RICHMOND, Va. (WRIC) — Republican proposals to make mandates for masks and COVID-19 vaccines illegal forms of discrimination in Virginia were killed by a Senate panel along party lines.
The Virginia Senate General Laws and Technology Committee squashed two bills from state Sen. Amanda Chase (R-Chesterfield) on Wednesday that would have banned public places, including schools and businesses, from requiring masks or asking people to disclose their vaccination status to enter.
Sen. Chase presented the measures to the 15-member panel, which is made up of eight Democrats and seven Republicans, telling her colleagues that she wanted to get rid of the “one-size-fits-all” approach to masks and vaccines. The committee is controlled by Democrats because the party has a 21-19 majority in the Virginia Senate.
The GOP state senator introduced Senate Bill 582 to the panel first. The legislation would have prohibited schools, colleges and universities, businesses and other public places from requiring people to wear face coverings before entering or being served.
Chase called the legislation “a freedom of choice bill and a freedom to breathe bill” and told the committee it was not meant to weigh in on how effective masks are in preventing COVID-19 infections but about individual rights.
People who spoke in support of Chase’s bill at Wednesday’s meeting shared why they oppose wearing masks, some citing medical concerns, and times they said they felt discriminated against for not wearing one. A Spotsylvania man who said his wife is hearing impaired and needs to see his lips as he speaks to understand told the panel he has been refused service for not wearing masks.
After two speakers addressed their opposition to Chase’s bill, state Sen. Adam Ebbin (D-Alexandria) made a motion to “PBI” the bill, or pass it by indefinitely, a move Chase explained to the people listening in on the meeting.
“To clarify to the members who are tuning in that a PBI means they’re gonna pass by the bill indefinitely. Ultimately killing the bill. So a vote yes is to kill the bill,” she said.
Chase’s bill almost received unanimous support from Republicans on the committee, but state Sen. Siobhan Dunnavant (R-Henrico), an OB-GYN, did not vote on the motion. In the end, the Democratic-controlled panel voted 8-6 to kill the bill.
The next piece of legislation that Chase introduced, Senate Bill 548, would have made asking for a person’s vaccination status before they could enter a public place a form of illegal discrimination.
“I’m trying to be proactive to make sure that we don’t discriminate against people who make a conscientious decision not to get the vaccine. We need to respect people’s individual rights and choice,” Chase told the committee Wednesday.
Chase said that establishments don’t ask people to disclose whether they have been immunized for other diseases and shouldn’t be permitted to do so for the coronavirus vaccine. She claimed people being denied service at restaurants and other businesses because they don’t want to share their vaccination status is discriminatory and “must stop.”
Many of the same people who spoke in support of the first bill shared their thoughts on Chase’s second bill in front of the committee. There were claims that vaccines are not safe for all people, pointing to severe and rare reactions to the vaccine that people have experienced.

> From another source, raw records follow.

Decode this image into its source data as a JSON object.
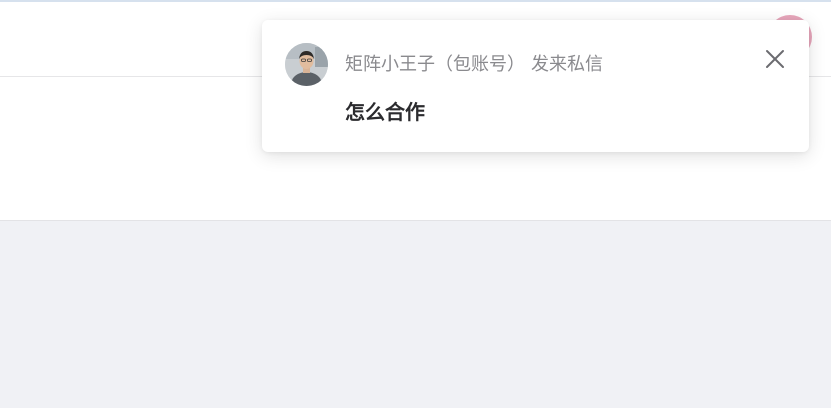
{
  "notification": {
    "sender_name": "矩阵小王子（包账号）",
    "action_text": "发来私信",
    "message": "怎么合作",
    "avatar_icon": "user-avatar",
    "close_icon": "close-icon"
  },
  "colors": {
    "header_avatar": "#e7a6bb",
    "page_background": "#f0f1f5",
    "panel_background": "#ffffff",
    "sender_text": "#8a8a8e",
    "message_text": "#2b2b2e"
  }
}
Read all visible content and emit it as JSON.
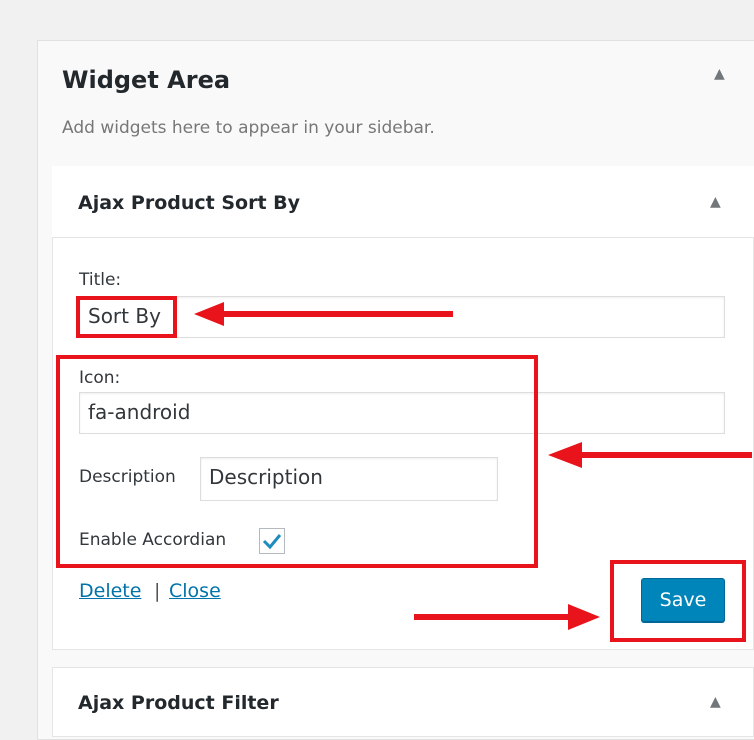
{
  "widget_area": {
    "title": "Widget Area",
    "description": "Add widgets here to appear in your sidebar.",
    "toggle_icon": "triangle-up"
  },
  "widget_sort": {
    "title": "Ajax Product Sort By",
    "toggle_icon": "triangle-up",
    "title_label": "Title:",
    "title_value": "Sort By",
    "icon_label": "Icon:",
    "icon_value": "fa-android",
    "description_label": "Description",
    "description_value": "Description",
    "accordion_label": "Enable Accordian",
    "accordion_checked": true,
    "delete_link": "Delete",
    "separator": "|",
    "close_link": "Close",
    "save_label": "Save"
  },
  "widget_filter": {
    "title": "Ajax Product Filter",
    "toggle_icon": "triangle-up"
  },
  "colors": {
    "annotation_red": "#e8131b",
    "primary_button": "#0085ba",
    "link": "#0073aa"
  }
}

While she didn’t make a formal vote on the mask bill, Sen. Dunnavant said she supported Chase’s bill prohibiting businesses and other public places from requiring proof of vaccination. She said there are opportunities to encourage people to get vaccinated against COVID-19 but there shouldn’t “a litmus test to get into stores.”
“You cannot have somebody have to report medical information or the lack of that information without impinging upon their privacy rights,” Dunnavant said before making a motion to report the bill out of committee. “Having a threshold where you have to show verification of a vaccination or explain to a restaurant owner why you have a medical exemption is above and beyond any expectation of HIPAA [the Health Insurance Portability and Accountability Act of 1996] or privacy.”
When it came time to vote, the committee rejected the bill with all eight Democrats voting against and all seven Republicans voting in support of the legislation.
The GOP support for Chase’s bills come nearly a year after three Republican state senators voted with Democrats to formally censure her in the chamber after comments she made in support of rioters who attacked the U.S. Capitol on Jan. 6.